AbstractThis study attempts to answer the research question ‘Can a novel model of health information system strengthen process for conducting research to understand the effects of air pollution on
CVD in developing countries?
There is limited research output from Asia and in particular, from India on studies of the deleterious effects of air pollution on CVD. This research aimed to investigate the barriers in developing countries and proposed the use of a spatiotemporal methodology to assess the effects of air pollution on CVD by developing an application based on a GIS platform. Choosing Bangalore as a case study area, secondary data from various governmental departments that included demographic data, air pollution data and mortality data were obtained.
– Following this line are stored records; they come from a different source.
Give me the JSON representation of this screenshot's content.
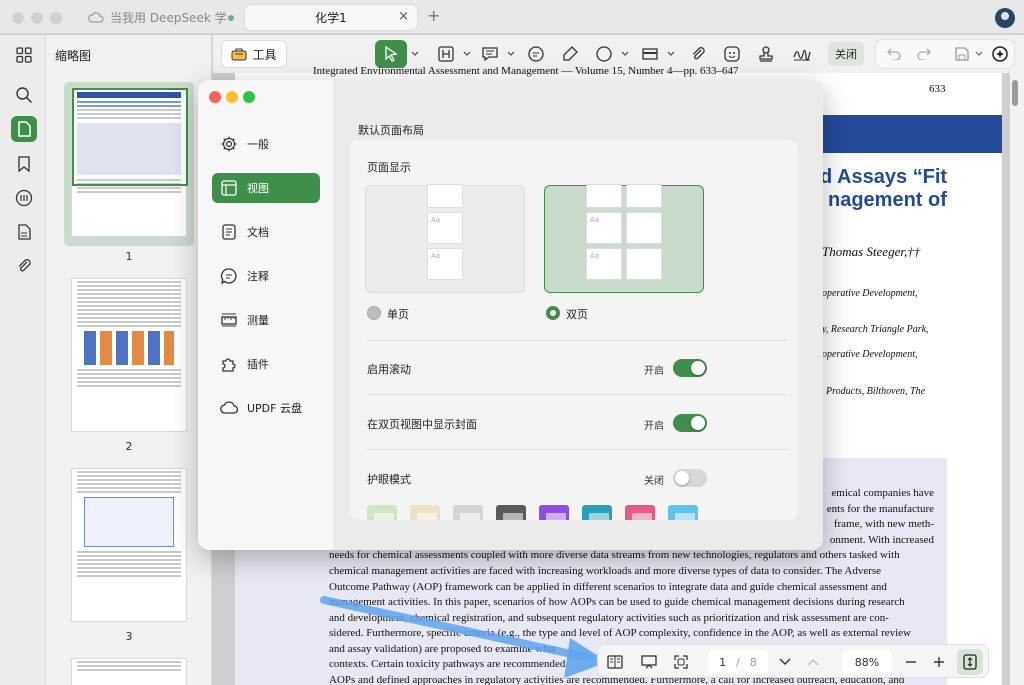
{
  "titlebar": {
    "tabs": [
      {
        "label": "当我用 DeepSeek 学习"
      },
      {
        "label": "化学1"
      }
    ],
    "close_glyph": "×",
    "add_glyph": "+"
  },
  "icons": {
    "rail": [
      "grid-icon",
      "search-icon",
      "file-icon",
      "bookmark-icon",
      "comment-icon",
      "attachment-icon",
      "paperclip-icon"
    ]
  },
  "sidebar": {
    "title": "缩略图",
    "pages": [
      "1",
      "2",
      "3"
    ]
  },
  "toolbar": {
    "tools_label": "工具",
    "close_label": "关闭"
  },
  "document": {
    "header": "Integrated Environmental Assessment and Management — Volume 15, Number 4—pp. 633–647",
    "page_number": "633",
    "title_line1": "d Assays “Fit",
    "title_line2": "nagement of",
    "author": "Thomas Steeger,††",
    "affil": [
      "operative Development,",
      "y, Research Triangle Park,",
      "operative Development,",
      "Products, Bilthoven, The"
    ],
    "abstract_partial": [
      "emical companies have",
      "ents for the manufacture",
      "frame, with new meth-",
      "onment. With increased"
    ],
    "abstract": [
      "needs for chemical assessments coupled with more diverse data streams from new technologies, regulators and others tasked with",
      "chemical management activities are faced with increasing workloads and more diverse types of data to consider. The Adverse",
      "Outcome Pathway (AOP) framework can be applied in different scenarios to integrate data and guide chemical assessment and",
      "management activities. In this paper, scenarios of how AOPs can be used to guide chemical management decisions during research",
      "and development, chemical registration, and subsequent regulatory activities such as prioritization and risk assessment are con-",
      "sidered. Furthermore, specific criteria (e.g., the type and level of AOP complexity, confidence in the AOP, as well as external review",
      "and assay validation) are proposed to examine what",
      "contexts. Certain toxicity pathways are recommended",
      "AOPs and defined approaches in regulatory activities are recommended. Furthermore, a call for increased outreach, education, and"
    ]
  },
  "settings": {
    "nav": [
      {
        "label": "一般",
        "icon": "gear-icon"
      },
      {
        "label": "视图",
        "icon": "layout-icon"
      },
      {
        "label": "文档",
        "icon": "document-icon"
      },
      {
        "label": "注释",
        "icon": "comment-icon"
      },
      {
        "label": "测量",
        "icon": "ruler-icon"
      },
      {
        "label": "插件",
        "icon": "puzzle-icon"
      },
      {
        "label": "UPDF 云盘",
        "icon": "cloud-icon"
      }
    ],
    "section_title": "默认页面布局",
    "page_display_label": "页面显示",
    "single_label": "单页",
    "double_label": "双页",
    "mini_page_text": "Aa",
    "scroll_label": "启用滚动",
    "scroll_state": "开启",
    "cover_label": "在双页视图中显示封面",
    "cover_state": "开启",
    "eye_label": "护眼模式",
    "eye_state": "关闭",
    "eye_colors": [
      "#cfe6c5",
      "#efe1c4",
      "#d4d4d4",
      "#5a5a5a",
      "#8f4ee0",
      "#2aa0b8",
      "#e85a82",
      "#5fc3ef"
    ]
  },
  "bottombar": {
    "page_current": "1",
    "page_sep": "/",
    "page_total": "8",
    "zoom": "88%"
  }
}
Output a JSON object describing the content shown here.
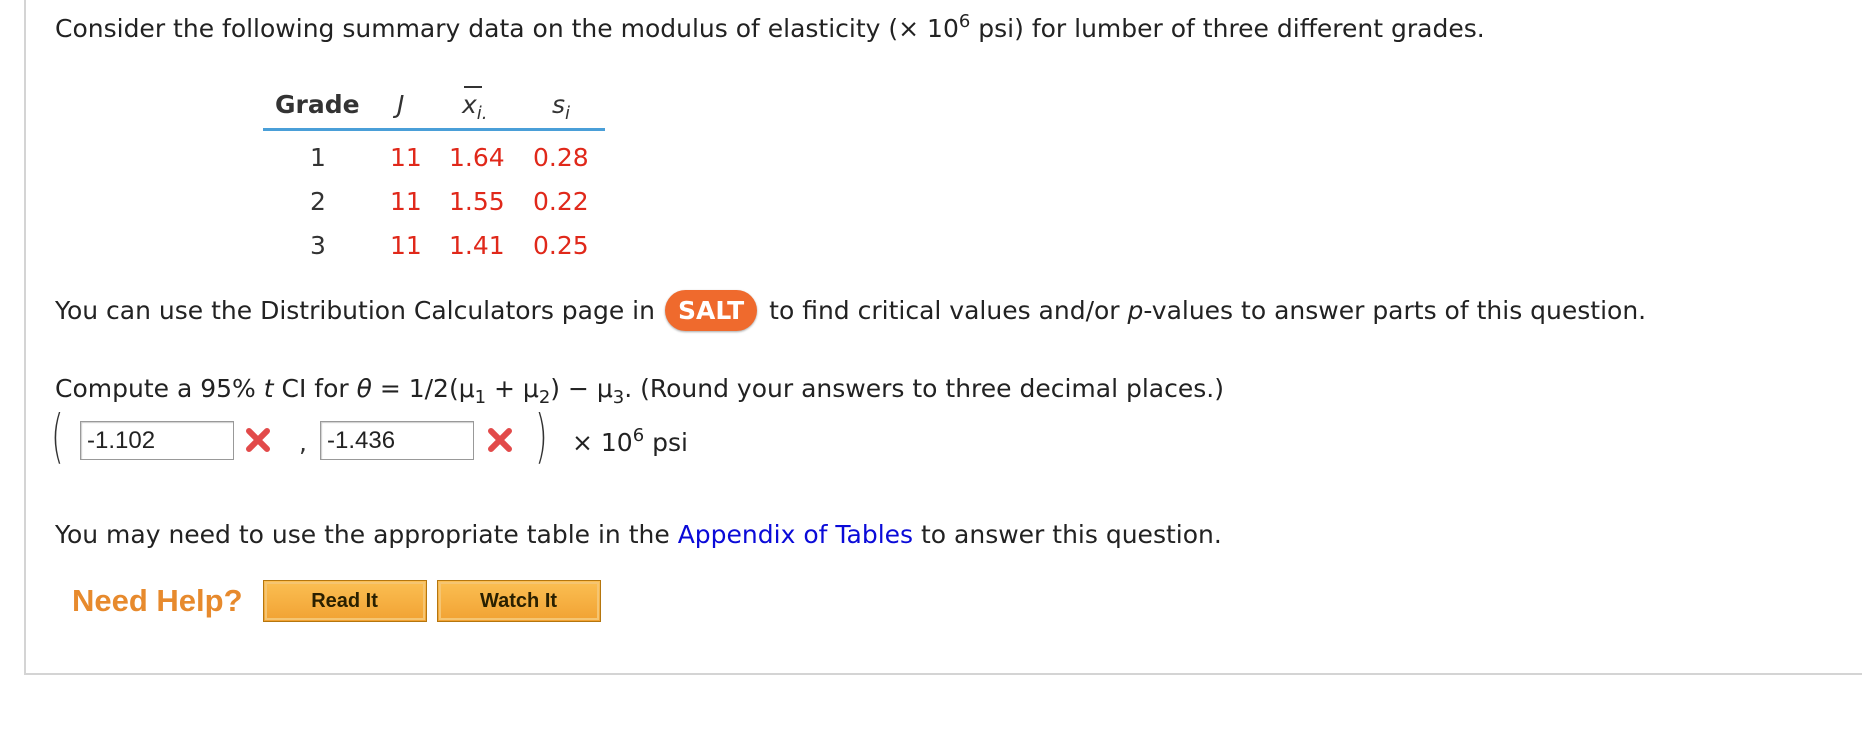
{
  "intro": {
    "text_before": "Consider the following summary data on the modulus of elasticity (× 10",
    "superscript": "6",
    "text_after": " psi) for lumber of three different grades."
  },
  "table": {
    "headers": {
      "grade": "Grade",
      "j": "J",
      "x": "x",
      "x_sub": "i.",
      "s": "s",
      "s_sub": "i"
    },
    "rows": [
      {
        "grade": "1",
        "j": "11",
        "x": "1.64",
        "s": "0.28"
      },
      {
        "grade": "2",
        "j": "11",
        "x": "1.55",
        "s": "0.22"
      },
      {
        "grade": "3",
        "j": "11",
        "x": "1.41",
        "s": "0.25"
      }
    ]
  },
  "salt": {
    "before": "You can use the Distribution Calculators page in",
    "button": "SALT",
    "after_1": "to find critical values and/or ",
    "after_p": "p",
    "after_2": "-values to answer parts of this question."
  },
  "question": {
    "prefix": "Compute a 95% ",
    "t": "t",
    "ci": " CI for ",
    "theta": "θ",
    "eq": " = 1/2(μ",
    "sub1": "1",
    "plus": " + μ",
    "sub2": "2",
    "minus": ") − μ",
    "sub3": "3",
    "suffix": ". (Round your answers to three decimal places.)"
  },
  "answer": {
    "lower_value": "-1.102",
    "upper_value": "-1.436",
    "lower_status": "incorrect",
    "upper_status": "incorrect",
    "unit_before": "× 10",
    "unit_sup": "6",
    "unit_after": " psi"
  },
  "appendix": {
    "before": "You may need to use the appropriate table in the ",
    "link": "Appendix of Tables",
    "after": " to answer this question."
  },
  "help": {
    "label": "Need Help?",
    "read_it": "Read It",
    "watch_it": "Watch It"
  },
  "colors": {
    "accent_blue": "#4a9fd8",
    "data_red": "#e0281a",
    "salt_orange": "#ef6a2d",
    "help_orange": "#e78a2d",
    "link_blue": "#0a0ad8",
    "error_red": "#e24a4a"
  }
}
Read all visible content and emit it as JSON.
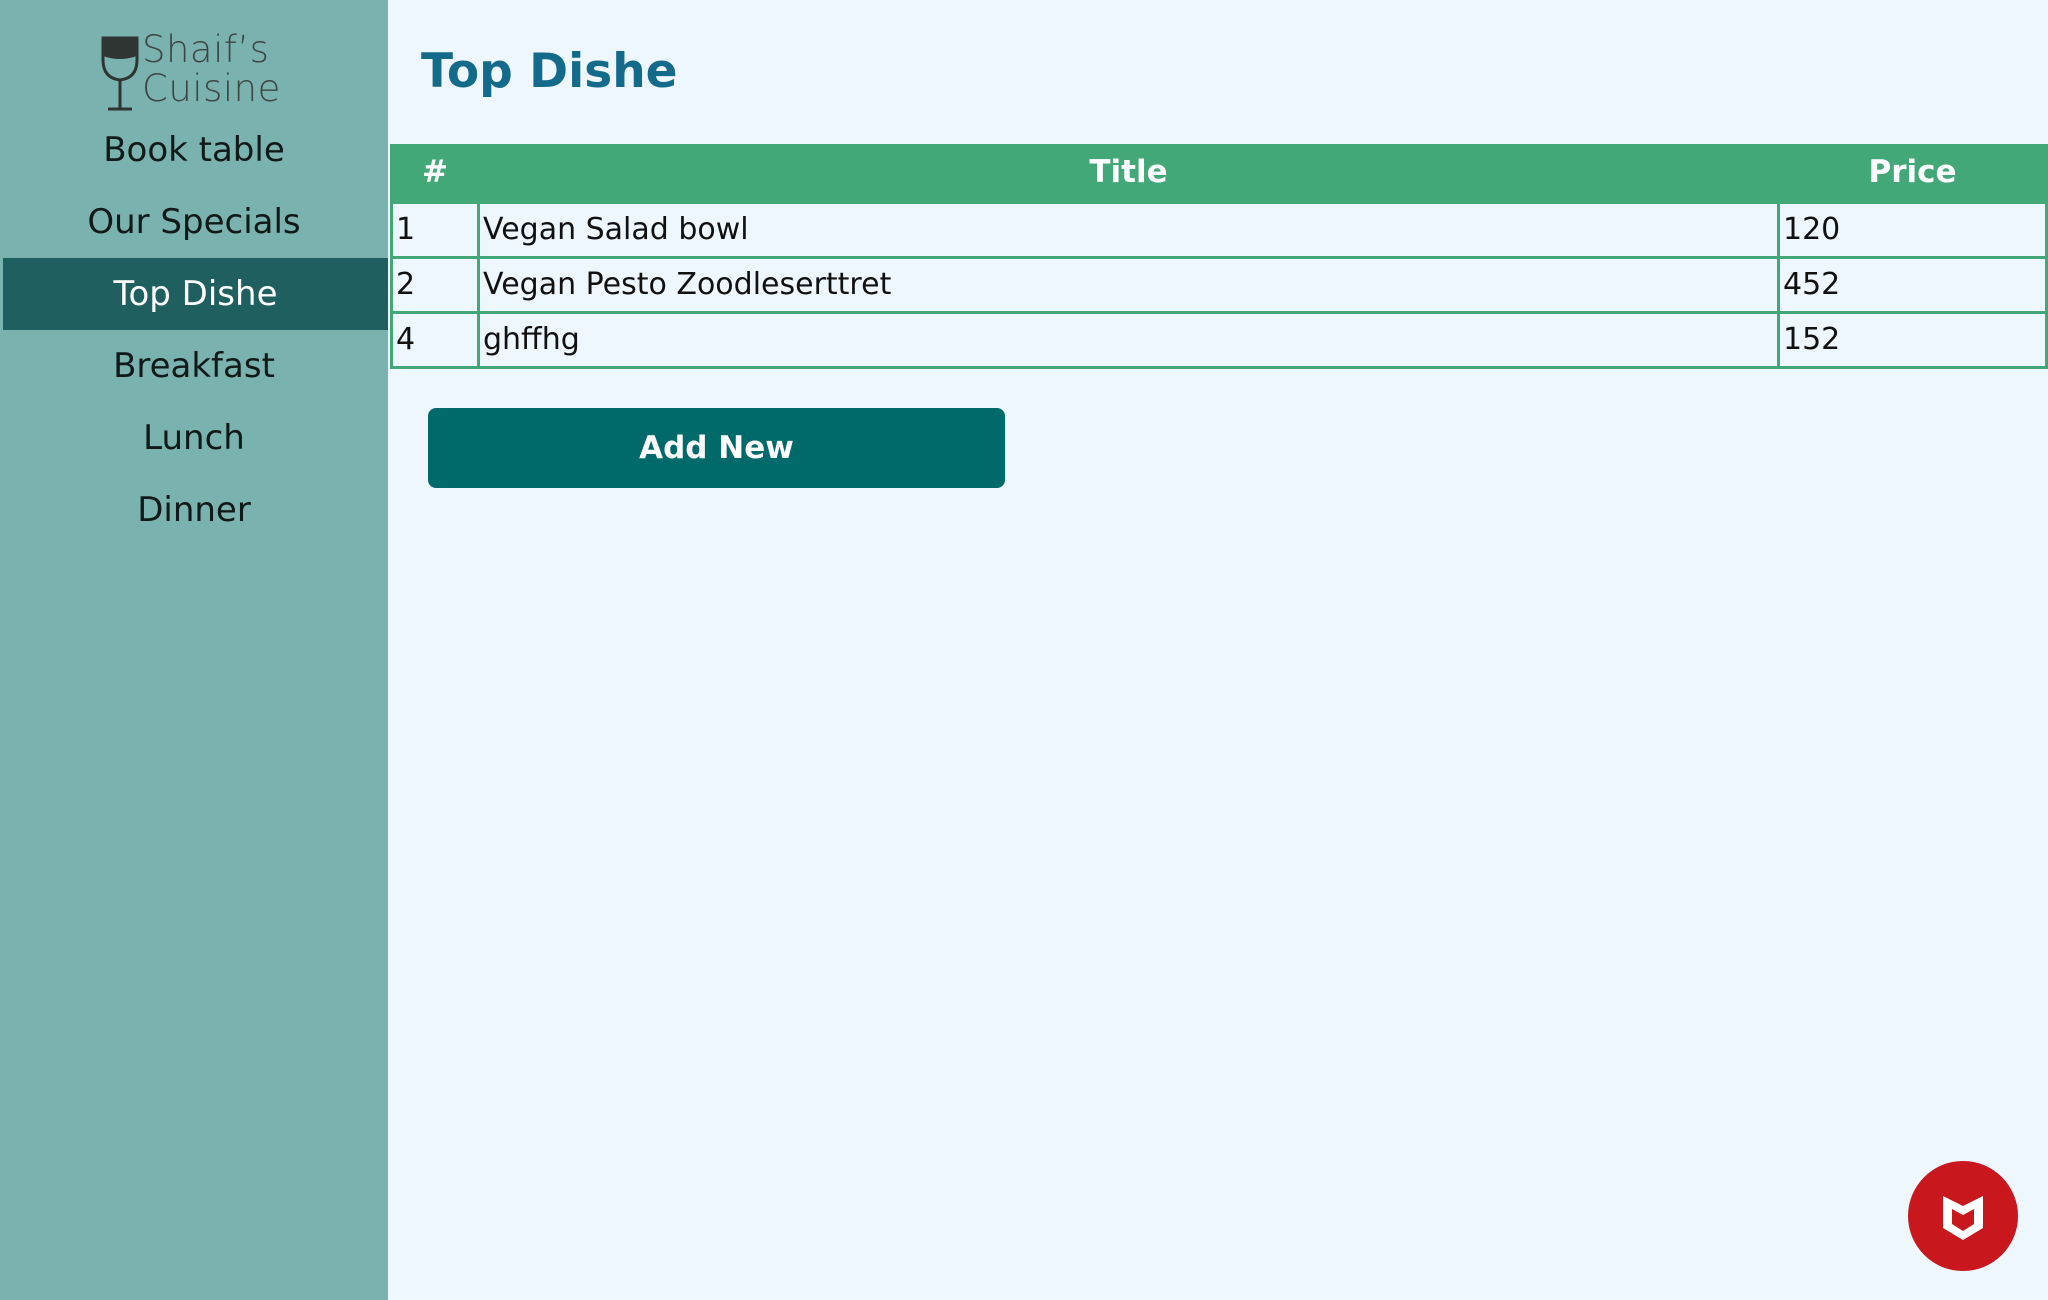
{
  "sidebar": {
    "brand_line1": "Shaif’s",
    "brand_line2": "Cuisine",
    "items": [
      {
        "label": "Book table"
      },
      {
        "label": "Our Specials"
      },
      {
        "label": "Top Dishe"
      },
      {
        "label": "Breakfast"
      },
      {
        "label": "Lunch"
      },
      {
        "label": "Dinner"
      }
    ],
    "active_index": 2
  },
  "main": {
    "title": "Top Dishe",
    "table": {
      "headers": [
        "#",
        "Title",
        "Price"
      ],
      "rows": [
        [
          "1",
          "Vegan Salad bowl",
          "120"
        ],
        [
          "2",
          "Vegan Pesto Zoodleserttret",
          "452"
        ],
        [
          "4",
          "ghffhg",
          "152"
        ]
      ]
    },
    "add_button_label": "Add New"
  },
  "tray": {
    "icon": "mcafee-shield-icon"
  },
  "colors": {
    "sidebar_bg": "#7ab2af",
    "active_nav_bg": "#1f5f5f",
    "table_header_bg": "#43a878",
    "button_bg": "#006a6a",
    "title_color": "#136a8a",
    "page_bg": "#eef6fe"
  }
}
An Environmental Health Information system application based on GIS platform was developed specifically for Bangalore and with the characteristics of the datasets available. Data quality assessment was carried out on these datasets that resulted in the recommendation of a generalisable data quality framework to enable better data collection that will aid in strengthening health development policies. The data was analysed using spatial and non-spatial techniques. Results showed that levels of PM10 were of concern to the city with all areas having either high or critical levels of pollution. CVD deaths also were of concern contributing to almost 40% of total mortality. The potential years of life lost (PYLL), which is an estimate of the average years a person would have lived if he or she had not died prematurely was calculated for the years from 2010 to 2013; this revealed that 2.1 million person years were lost in Bangalore due to CVD alone. These potential years lost is an important factor to consider, as preventive measures taken by the Government will result in a significant economic impact on the city.
The limitations of few monitoring stations were overcome by using spatial interpolation techniques such as Inverse Distance Weighted interpolation technique. The performance of the interpolation was tested using cross-validation techniques and the results revealed that Bangalore city would benefit from increased measuring stations for PM10. The logistic regression conducted showed that pollution especially PM10 was a likely predictor of CVD in the city.
Spatial analysis was conducted and included buffering, overlay maps, queries and Hotspot analysis highlighting the zone hotspots.
The results from the research guided the development of the novel 5-I model that would assist other similar developing cities to assess the effects of air pollution on CVD. The impetus is that
based on evidence, intervention policies and programs may be implemented to inform research and practice which will ultimately have social, economic and health impact on the population.
On implementation of the model, hotspots will be identified in order to roll out interventions to priority areas and populations most at risk that will ultimately prevent millions of deaths and
enhance overall quality of life.
|Date of Award||2015|
|Supervisor||Ian Marshall (Supervisor)|